Accreditation

Accreditation is a comprehensive self-assessment and evaluation model that enables organizations to examine past, current, and future service levels and internal performance and compare them to industry best practices. This process leads to improved service delivery.

CPSE’s Accreditation Program, administered by the Commission on Fire Accreditation International (CFAI) allows fire and emergency service agencies to compare their performance to industry best practices in order to:

  • Determine community risk and safety needs and develop community-specific Standards of Cover.
  • Evaluate the performance of the department.
  • Establish a method for achieving continuous organizational improvement.

Local government executives face increasing pressure to “do more with less” and justify their expenditures by demonstrating a direct link to improved or expanded services. Particularly for emergency services, local officials need criteria to assess professional performance and efficiency. The CFAI accreditation process provides a well-defined, internationally-recognized benchmark system to measure the quality of fire and emergency services.

 

Kingsport businesses and residents stand to save on insurance costs with increased Kingsport ISO fire rating
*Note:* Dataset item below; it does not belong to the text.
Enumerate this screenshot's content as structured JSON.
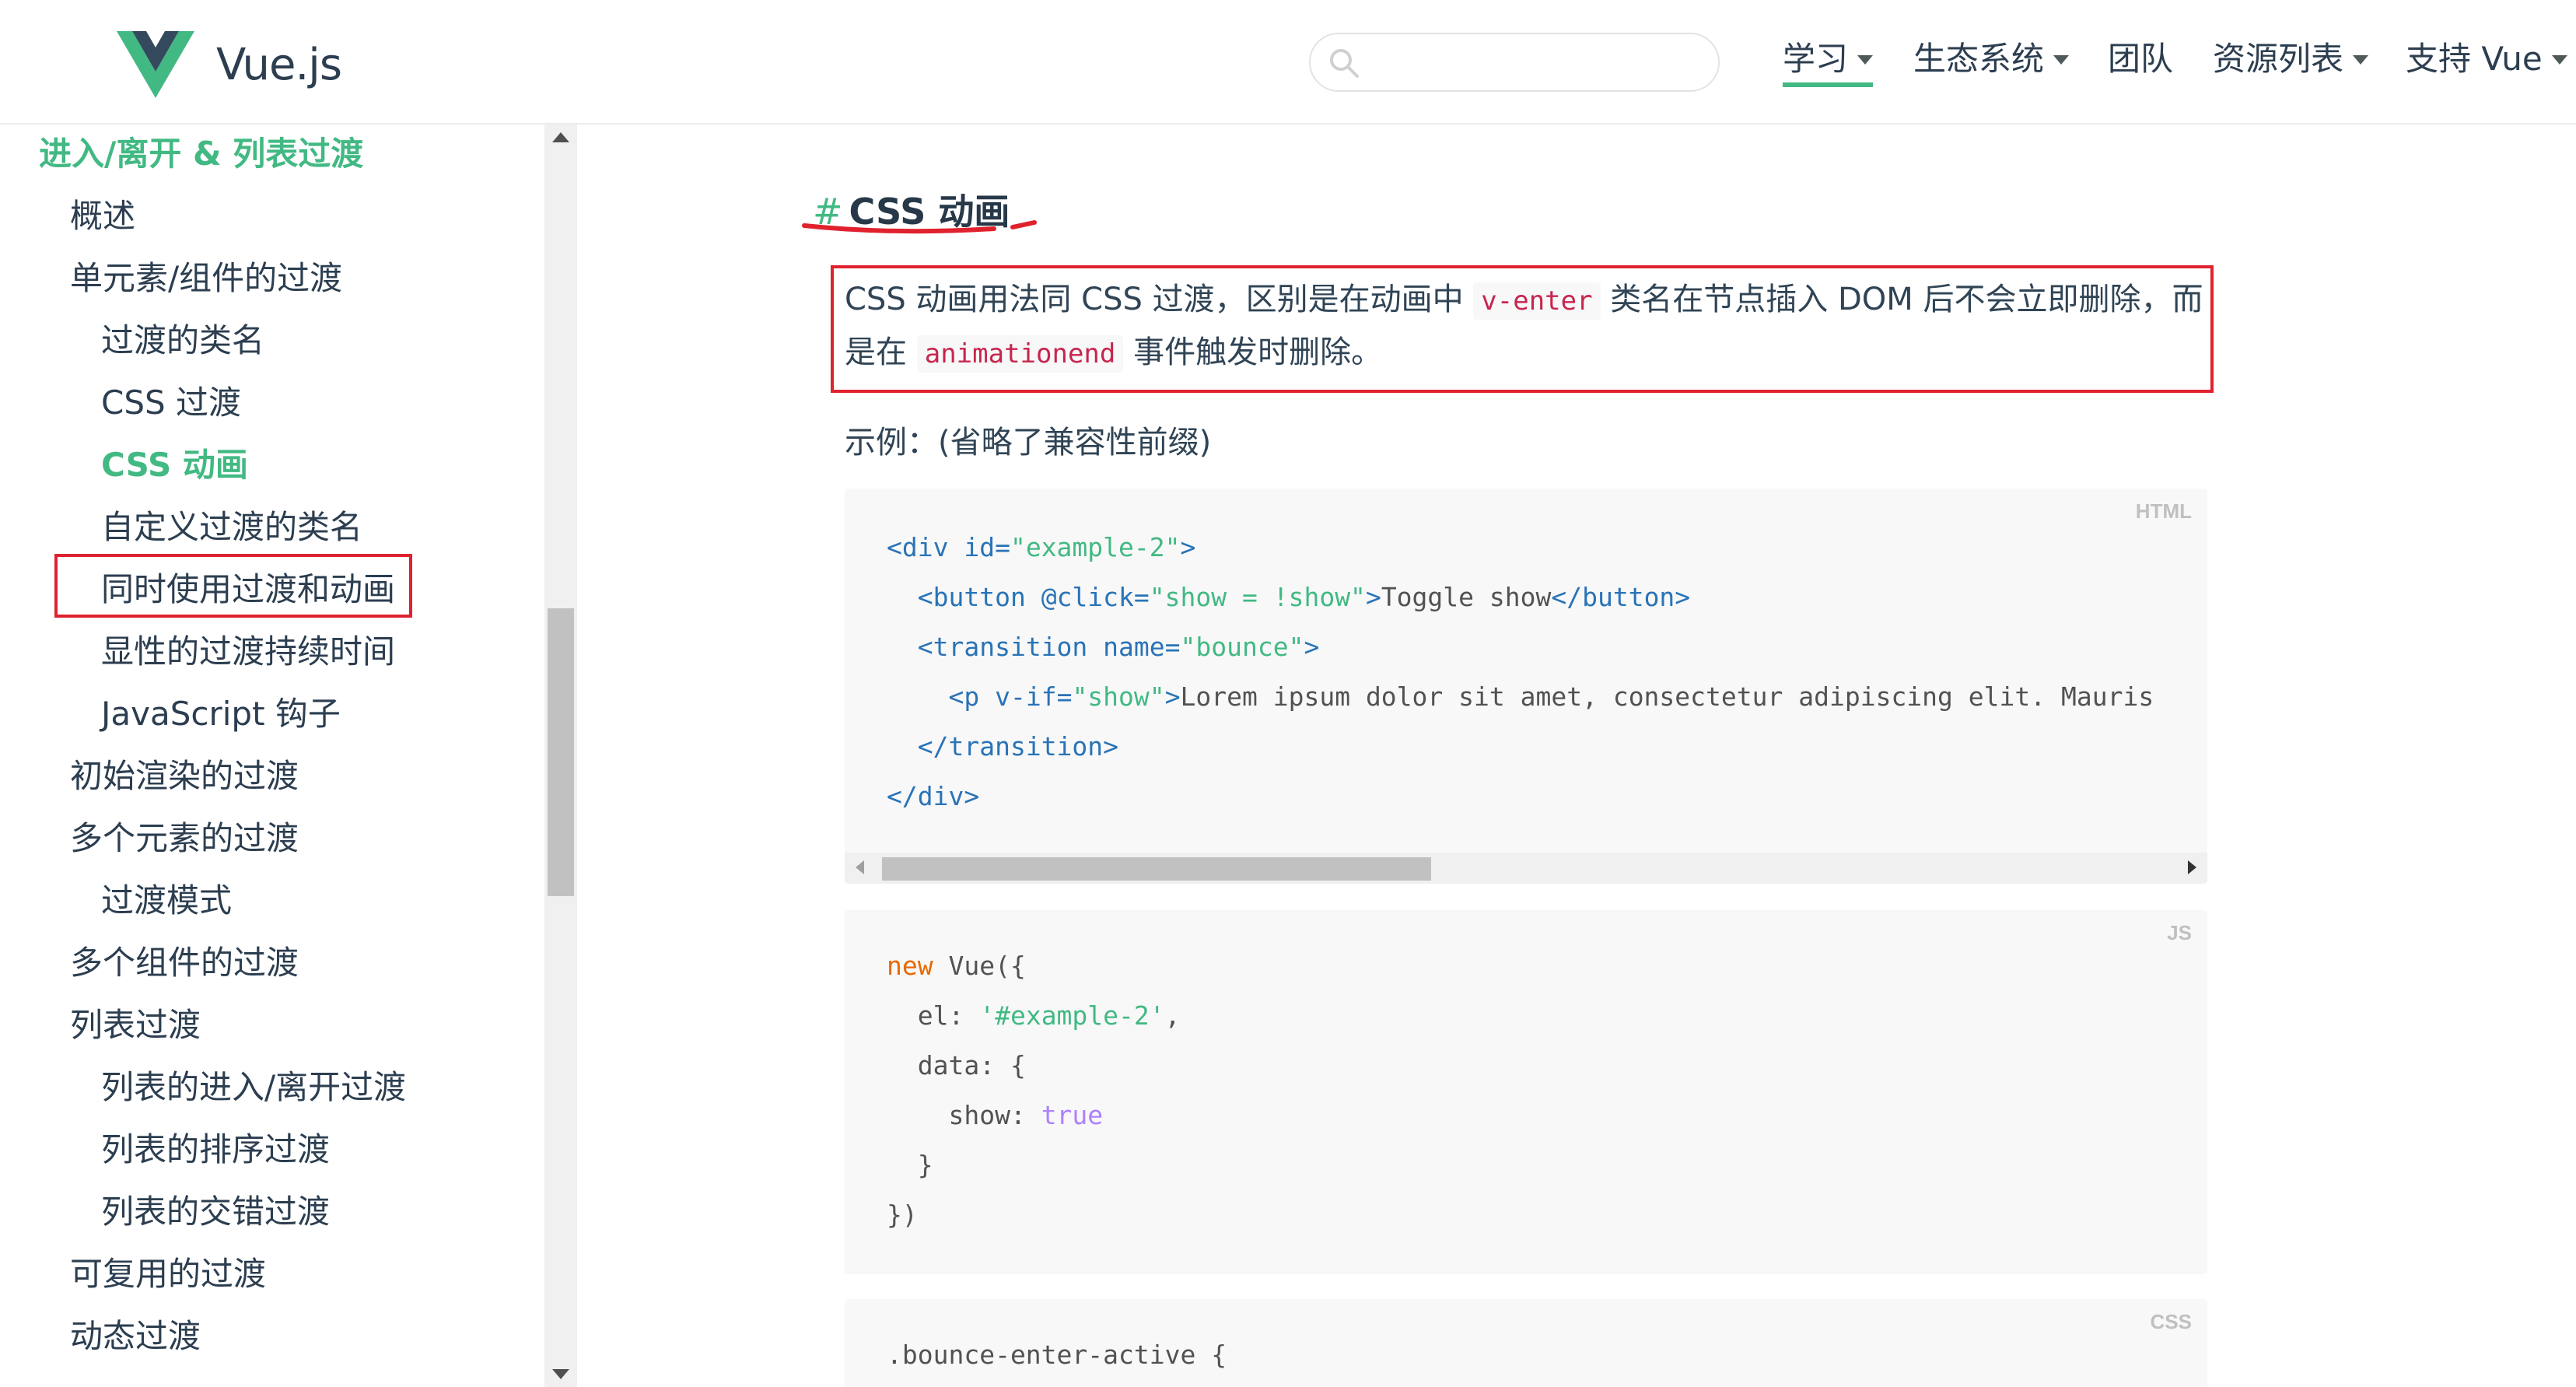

KINGSPORT –Kingsport has just become the only Insurance Services Office city rated as Class 2 for fire protection in Northeast Tennessee, moving up from the previous classification of 3/9.

ISO is a leading source of property/casualty insurance risk data. Class 1 is the highest level of fire protection a local government can provide, with 10 indicating little or no fire protection at all.

The class 2 designation will be in effect until the next ISO review in five years and applies only to directly served residents inside the corporate boundaries of the City.

According to Kingsport Fire Department, there are 30,145 fire departments in the USA and 725 fire departments in Tennessee. Only 750 departments nation-wide are rated as Class 2.

“The investments made by the Board of Mayor and Aldermen over the last several years have gone a long way to help improve our ISO Rating from a 3 to a 2,” Fire Chief Craig Dye said Tuesday. “The new rating shows that having a highly trained and well equipped fire department as well as sound infrastructure pays off for our residents, in terms of greater safety, and by saving our citizens and businesses money.”

City Manager Jeff Fleming noted that earning the new ISO rating was an effort that went beyond front-line Fire protection personnel, as the entire system is reviewed, including Central Dispatch, GIS (Geographic Information Services), the Water Department, as well as all those within the Fire Department who provide training, instruction, community inspections.

“I have spoken repeatedly about the tremendous depth of talent we now have on board in City government,” Fleming said. “This is just one example how this high talent level will continue to provide payback for the citizens of our City in the years ahead.”

In particular, both Fleming and Dye said the ISO 2 rating is a result of employee efforts by folks such as Jerry Mowl and Nancy Fender in Central Dispatch, Jake White in GIS, Chad Austin and Chris Alley in the Water Department, as well as Chris Lowe, Max Bear, Todd Greene and Joel Jones in the Fire Department.

While 99 percent of the City is rate as Class 2, the remainder is rated at 2Y, a designation denoting a property that is more than 1,000 foot from a hydrant or more than five miles from a fire station.

ISO ratings are based on a community’s fire-suppression system, communications, fire halls, equipment, and water supply.

Other cities in Tennessee which have earned a Class 2 designation include Chattanooga, Franklin, Murfreesboro, and Memphis. Johnson City and Bristol currently have a Class 3 designation.

It is difficult to quantify the annual insurance savings for business and residences, with each insurer using differing methodologies and criteria. Still, Fleming said each citizen should speak with their insurer to ensure they are being charged based on the new ISO classification. Based on previous studies, the savings could be as much as $300 a year.

“This is a big win for our community, and certainly, we encourage our business owners and homeowners to look into the potential insurance savings from this new rating classification,” Fleming said.